What it must be like in the Legion writers' room: "Guys, we are really onto something, but you know what we need in this episode? A dance off!"

This show shouldn't exist. No network has executives smart or patient enough to let a show like this on the air. Let alone renew it for a second season.

Tuesday, March 27, 2018

Roger Deakins Finally Gets His Due

One of the highlights of the 90th Academy Awards was cinematographer Roger Deakins finally winning his first Oscar after 14 nominations. Possibly the greatest cinematographer of our time had to sit through 12 previous ceremonies (he was nominated twice in 2007) and graciously applaud his rivals while seething on the inside. Yet, finally in 2017 he was able to photograph a film worthy of being a winner and that movie was Blade Runner 2049, which so far has been my favorite of the year.

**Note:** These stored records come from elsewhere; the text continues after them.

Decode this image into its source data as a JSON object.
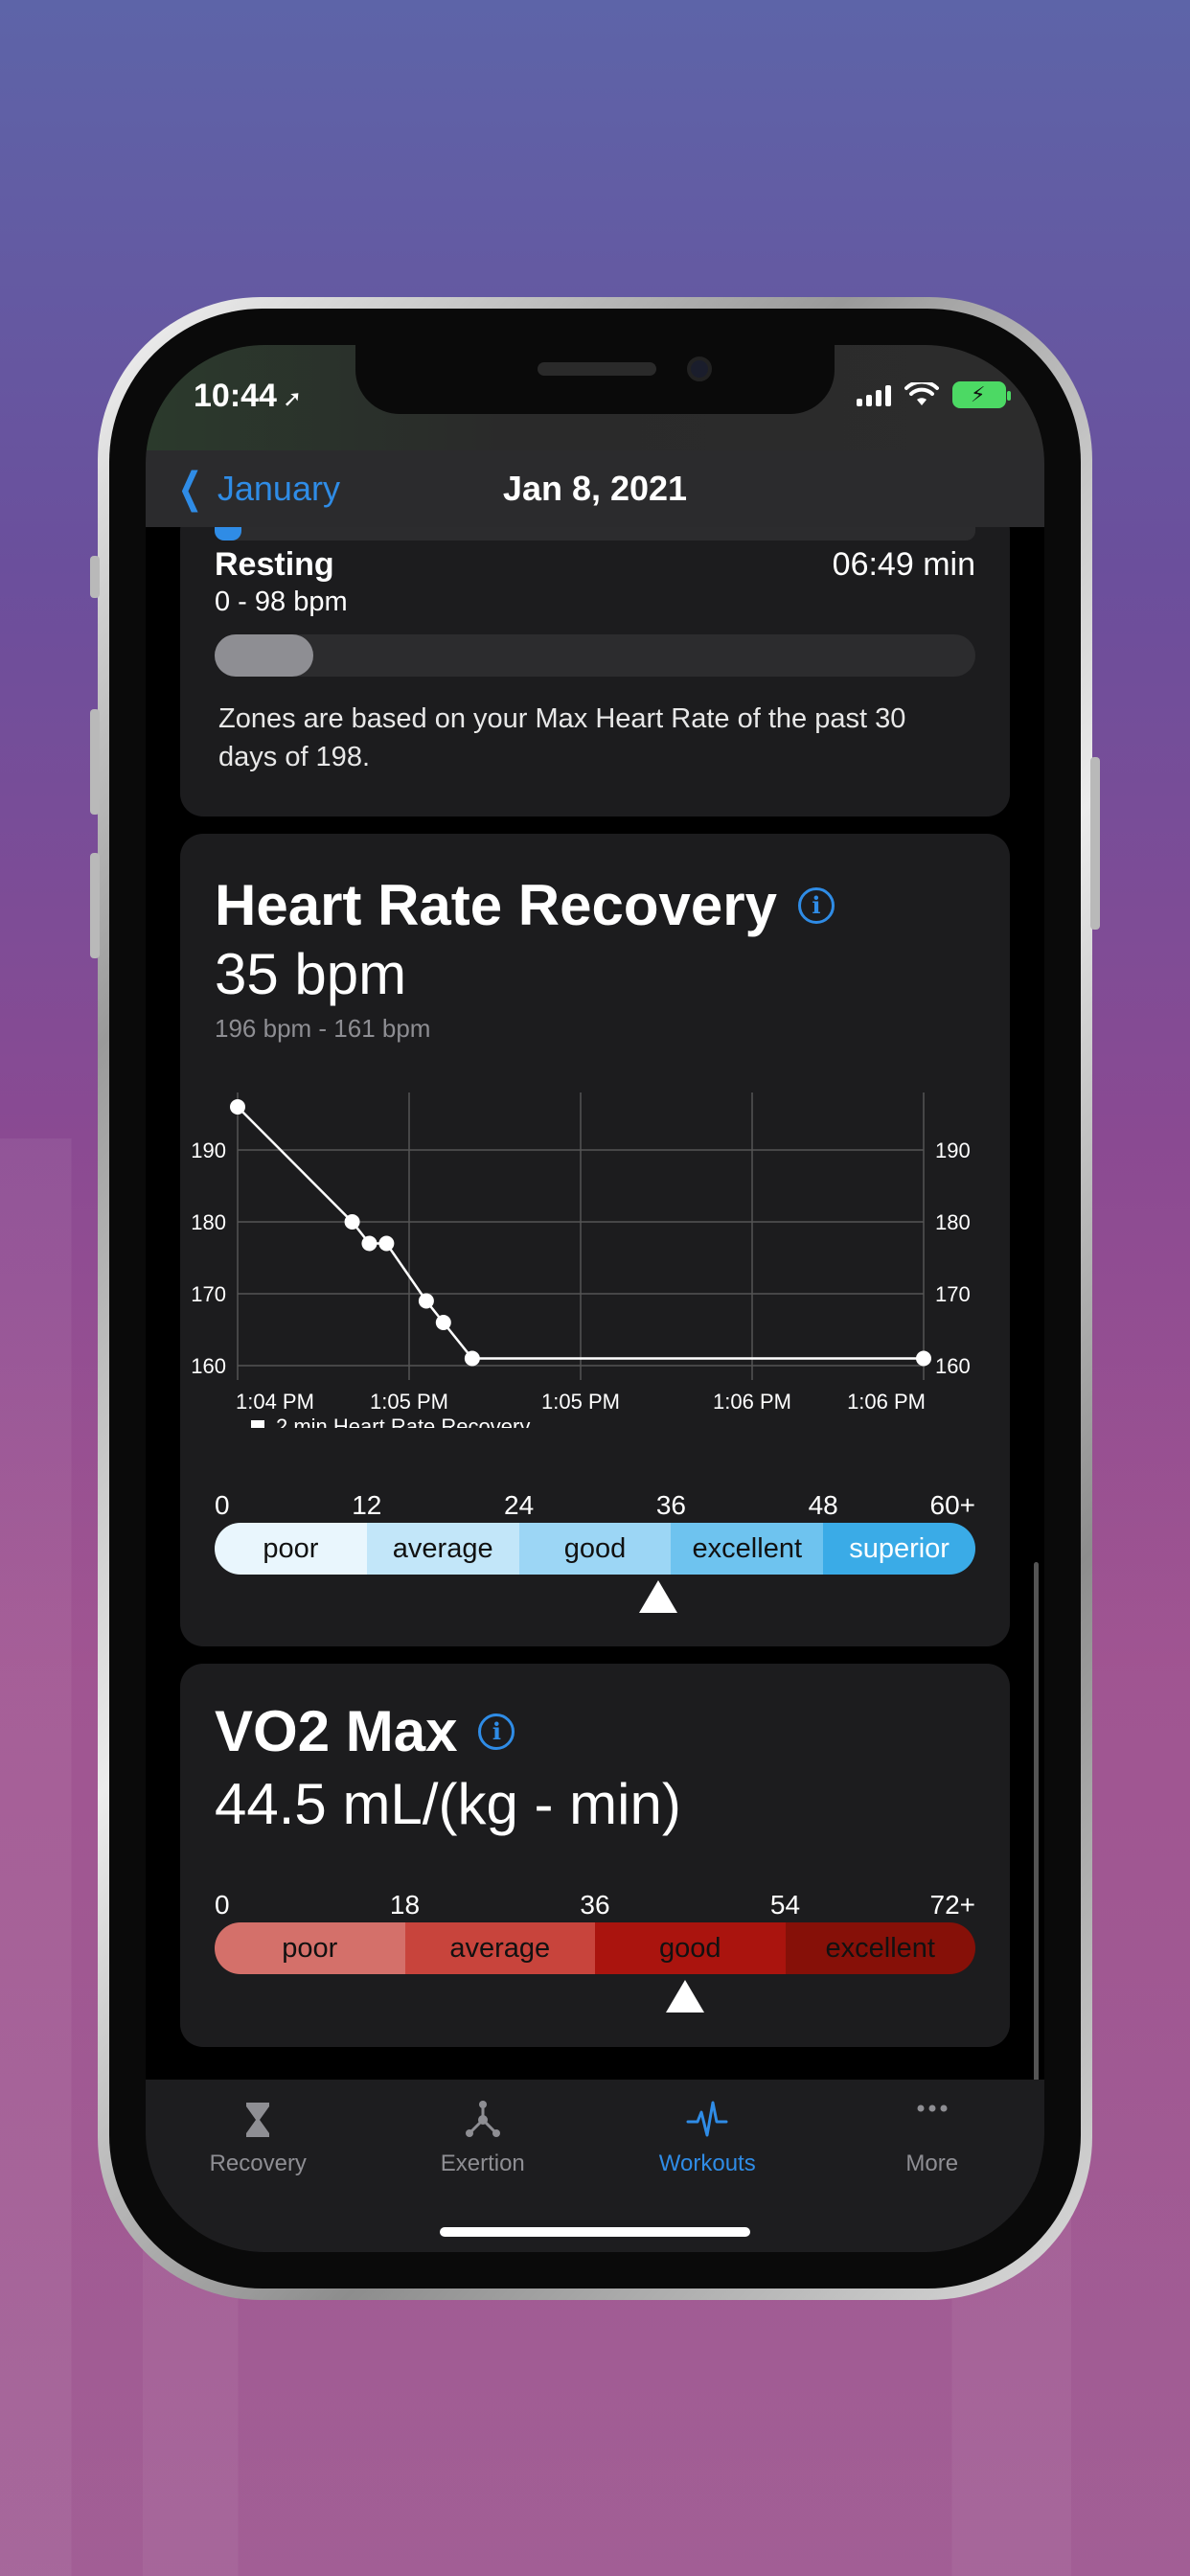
{
  "status": {
    "time": "10:44"
  },
  "nav": {
    "back_label": "January",
    "title": "Jan 8, 2021"
  },
  "zones": {
    "label": "Resting",
    "range": "0 - 98 bpm",
    "time": "06:49 min",
    "fill_fraction": 0.13,
    "note": "Zones are based on your Max Heart Rate of the past 30 days of 198."
  },
  "hrr": {
    "title": "Heart Rate Recovery",
    "value": "35 bpm",
    "range": "196 bpm - 161 bpm",
    "legend": "2 min Heart Rate Recovery",
    "scale": {
      "ticks": [
        "0",
        "12",
        "24",
        "36",
        "48",
        "60+"
      ],
      "segments": [
        "poor",
        "average",
        "good",
        "excellent",
        "superior"
      ],
      "colors": [
        "#e9f6fd",
        "#c2e6f9",
        "#9cd6f5",
        "#6ec3ef",
        "#3aabe7"
      ],
      "marker_value": 35,
      "max": 60
    }
  },
  "chart_data": {
    "type": "line",
    "x_labels": [
      "1:04 PM",
      "1:05 PM",
      "1:05 PM",
      "1:06 PM",
      "1:06 PM"
    ],
    "y_ticks": [
      160,
      170,
      180,
      190
    ],
    "ylim": [
      158,
      198
    ],
    "series": [
      {
        "name": "2 min Heart Rate Recovery",
        "points": [
          {
            "x": 0.0,
            "y": 196
          },
          {
            "x": 0.167,
            "y": 180
          },
          {
            "x": 0.192,
            "y": 177
          },
          {
            "x": 0.217,
            "y": 177
          },
          {
            "x": 0.275,
            "y": 169
          },
          {
            "x": 0.3,
            "y": 166
          },
          {
            "x": 0.342,
            "y": 161
          },
          {
            "x": 1.0,
            "y": 161
          }
        ]
      }
    ],
    "grid": true
  },
  "vo2": {
    "title": "VO2 Max",
    "value": "44.5 mL/(kg - min)",
    "scale": {
      "ticks": [
        "0",
        "18",
        "36",
        "54",
        "72+"
      ],
      "segments": [
        "poor",
        "average",
        "good",
        "excellent"
      ],
      "colors": [
        "#d4706a",
        "#c8443c",
        "#aa140e",
        "#861008"
      ],
      "marker_value": 44.5,
      "max": 72
    }
  },
  "tabs": [
    {
      "label": "Recovery",
      "icon": "hourglass-icon",
      "active": false
    },
    {
      "label": "Exertion",
      "icon": "molecule-icon",
      "active": false
    },
    {
      "label": "Workouts",
      "icon": "heartbeat-icon",
      "active": true
    },
    {
      "label": "More",
      "icon": "ellipsis-icon",
      "active": false
    }
  ]
}
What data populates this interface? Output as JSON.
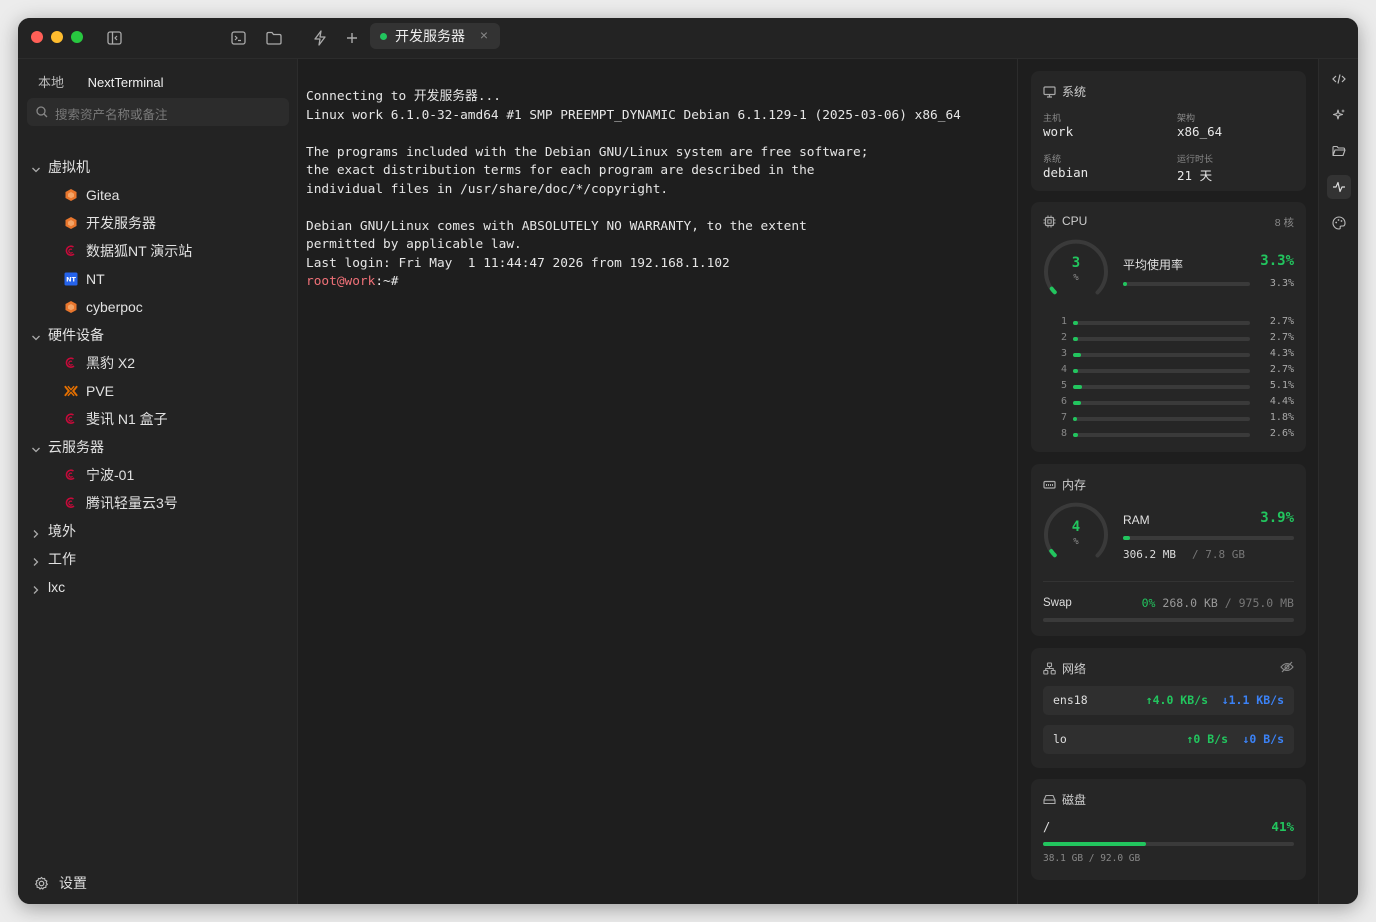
{
  "colors": {
    "accent": "#22c55e",
    "download": "#3b82f6",
    "prompt": "#f07178"
  },
  "tab": {
    "title": "开发服务器",
    "close": "×"
  },
  "sidebar": {
    "tabs": [
      "本地",
      "NextTerminal"
    ],
    "search_placeholder": "搜索资产名称或备注",
    "groups": [
      {
        "label": "虚拟机",
        "expanded": true,
        "items": [
          {
            "label": "Gitea",
            "icon": "ubuntu-icon"
          },
          {
            "label": "开发服务器",
            "icon": "ubuntu-icon"
          },
          {
            "label": "数据狐NT 演示站",
            "icon": "debian-icon"
          },
          {
            "label": "NT",
            "icon": "nt-icon"
          },
          {
            "label": "cyberpoc",
            "icon": "ubuntu-icon"
          }
        ]
      },
      {
        "label": "硬件设备",
        "expanded": true,
        "items": [
          {
            "label": "黑豹 X2",
            "icon": "debian-icon"
          },
          {
            "label": "PVE",
            "icon": "proxmox-icon"
          },
          {
            "label": "斐讯 N1 盒子",
            "icon": "debian-icon"
          }
        ]
      },
      {
        "label": "云服务器",
        "expanded": true,
        "items": [
          {
            "label": "宁波-01",
            "icon": "debian-icon"
          },
          {
            "label": "腾讯轻量云3号",
            "icon": "debian-icon"
          }
        ]
      },
      {
        "label": "境外",
        "expanded": false,
        "items": []
      },
      {
        "label": "工作",
        "expanded": false,
        "items": []
      },
      {
        "label": "lxc",
        "expanded": false,
        "items": []
      }
    ],
    "settings_label": "设置"
  },
  "terminal": {
    "lines": [
      "Connecting to 开发服务器...",
      "Linux work 6.1.0-32-amd64 #1 SMP PREEMPT_DYNAMIC Debian 6.1.129-1 (2025-03-06) x86_64",
      "",
      "The programs included with the Debian GNU/Linux system are free software;",
      "the exact distribution terms for each program are described in the",
      "individual files in /usr/share/doc/*/copyright.",
      "",
      "Debian GNU/Linux comes with ABSOLUTELY NO WARRANTY, to the extent",
      "permitted by applicable law.",
      "Last login: Fri May  1 11:44:47 2026 from 192.168.1.102"
    ],
    "prompt_user": "root@work",
    "prompt_rest": ":~#"
  },
  "system": {
    "title": "系统",
    "host_label": "主机",
    "host": "work",
    "arch_label": "架构",
    "arch": "x86_64",
    "os_label": "系统",
    "os": "debian",
    "uptime_label": "运行时长",
    "uptime": "21 天"
  },
  "cpu": {
    "title": "CPU",
    "cores_label": "8 核",
    "gauge_value": "3",
    "gauge_unit": "%",
    "avg_label": "平均使用率",
    "avg_pct": "3.3%",
    "avg_pct_small": "3.3%",
    "avg_fraction": 0.033,
    "cores": [
      {
        "id": "1",
        "pct": "2.7%",
        "value": 2.7
      },
      {
        "id": "2",
        "pct": "2.7%",
        "value": 2.7
      },
      {
        "id": "3",
        "pct": "4.3%",
        "value": 4.3
      },
      {
        "id": "4",
        "pct": "2.7%",
        "value": 2.7
      },
      {
        "id": "5",
        "pct": "5.1%",
        "value": 5.1
      },
      {
        "id": "6",
        "pct": "4.4%",
        "value": 4.4
      },
      {
        "id": "7",
        "pct": "1.8%",
        "value": 1.8
      },
      {
        "id": "8",
        "pct": "2.6%",
        "value": 2.6
      }
    ]
  },
  "memory": {
    "title": "内存",
    "gauge_value": "4",
    "gauge_unit": "%",
    "ram_label": "RAM",
    "ram_pct": "3.9%",
    "ram_fraction": 0.039,
    "ram_used": "306.2 MB",
    "ram_total": "/ 7.8 GB",
    "swap_label": "Swap",
    "swap_pct": "0%",
    "swap_used": "268.0 KB",
    "swap_total": "/ 975.0 MB"
  },
  "network": {
    "title": "网络",
    "interfaces": [
      {
        "name": "ens18",
        "up": "↑4.0 KB/s",
        "down": "↓1.1 KB/s"
      },
      {
        "name": "lo",
        "up": "↑0 B/s",
        "down": "↓0 B/s"
      }
    ]
  },
  "disk": {
    "title": "磁盘",
    "mount": "/",
    "pct": "41%",
    "fraction": 0.41,
    "usage": "38.1 GB / 92.0 GB"
  }
}
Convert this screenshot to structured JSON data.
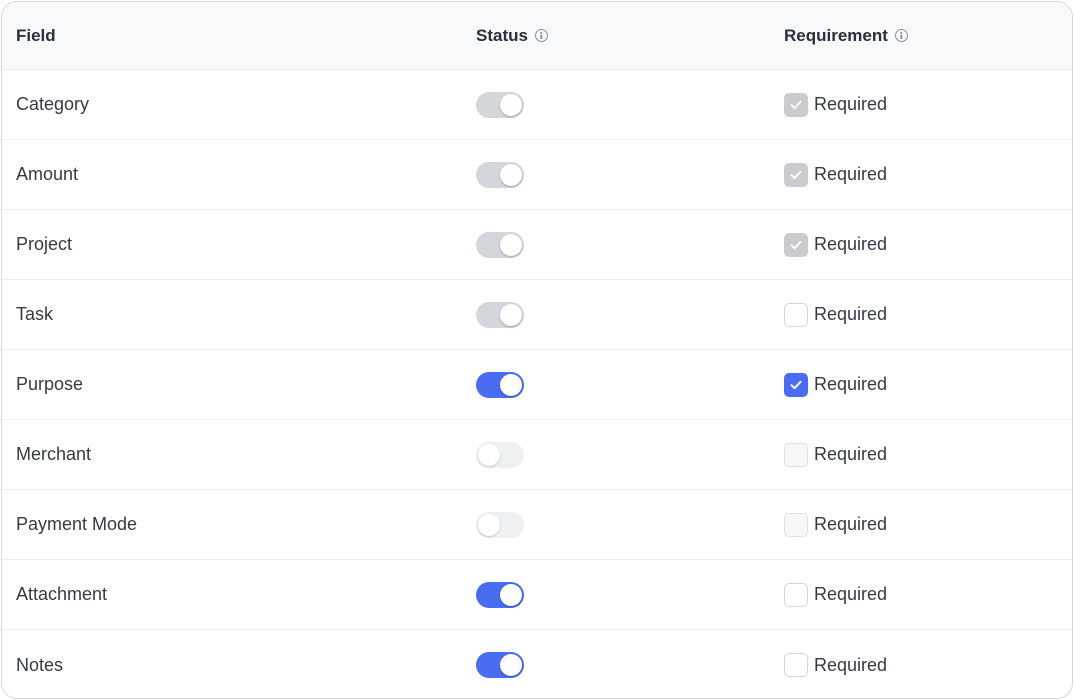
{
  "header": {
    "field": "Field",
    "status": "Status",
    "requirement": "Requirement",
    "status_info_icon": "info-icon",
    "requirement_info_icon": "info-icon"
  },
  "colors": {
    "accent": "#4a6cf0",
    "disabled_toggle": "#d3d6db",
    "off_toggle": "#eef0f2",
    "disabled_checkbox": "#c9cbcf"
  },
  "rows": [
    {
      "field": "Category",
      "status": "on-disabled",
      "required": "checked-disabled",
      "required_label": "Required"
    },
    {
      "field": "Amount",
      "status": "on-disabled",
      "required": "checked-disabled",
      "required_label": "Required"
    },
    {
      "field": "Project",
      "status": "on-disabled",
      "required": "checked-disabled",
      "required_label": "Required"
    },
    {
      "field": "Task",
      "status": "on-disabled",
      "required": "unchecked",
      "required_label": "Required"
    },
    {
      "field": "Purpose",
      "status": "on",
      "required": "checked",
      "required_label": "Required"
    },
    {
      "field": "Merchant",
      "status": "off",
      "required": "unchecked-disabled",
      "required_label": "Required"
    },
    {
      "field": "Payment Mode",
      "status": "off",
      "required": "unchecked-disabled",
      "required_label": "Required"
    },
    {
      "field": "Attachment",
      "status": "on",
      "required": "unchecked",
      "required_label": "Required"
    },
    {
      "field": "Notes",
      "status": "on",
      "required": "unchecked",
      "required_label": "Required"
    }
  ]
}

I was curious what films Deakins worked to garner his previous nominations and what movies he lost out to. Here is a list of Deakins movies that earned a nomination and the men that ended up besting him.

Deakins: The Shawshank Redemption
Winner: John Toll – Legends of the Fall

Deakins: Fargo
Winner: John Seale – The English Patient

Deakins: Kundun
Winner: Russell Carpenter – Titanic

Deakins: O Brother, Where Art Thou?
Winner: Peter Pau – Crouching Tiger, Hidden Dragon

Deakins: The Assassination of Jesse James by the Coward Robert Ford and No Country for Old Men
Winner: Robert Elswit – There Will Be Blood

Deakins: The Reader
Winner: Anthony Dod Mantle – Slumdog Millionaire

Deakins: True Grit
Winner: Wally Pfister – Inception

Deakins: Skyfall
Winner: Claudio Miranda – Life of Pi

Deakins: Prisoners
Winner: Emmanuel Lubezki – Gravity

Deakins: Unbroken
Winner: Emmanuel Lubezki – Birdman or (The Unexpected Virtue of Ignorance)

Deakins: Sicario
Winner: Emmanuel Lubezki – The Revenant

It's a shame Deakins didn't win for several of these movies as they are beautifully shot. And it was especially upsetting that Skyfall didn't get it for him, but that is being a James Bond homer.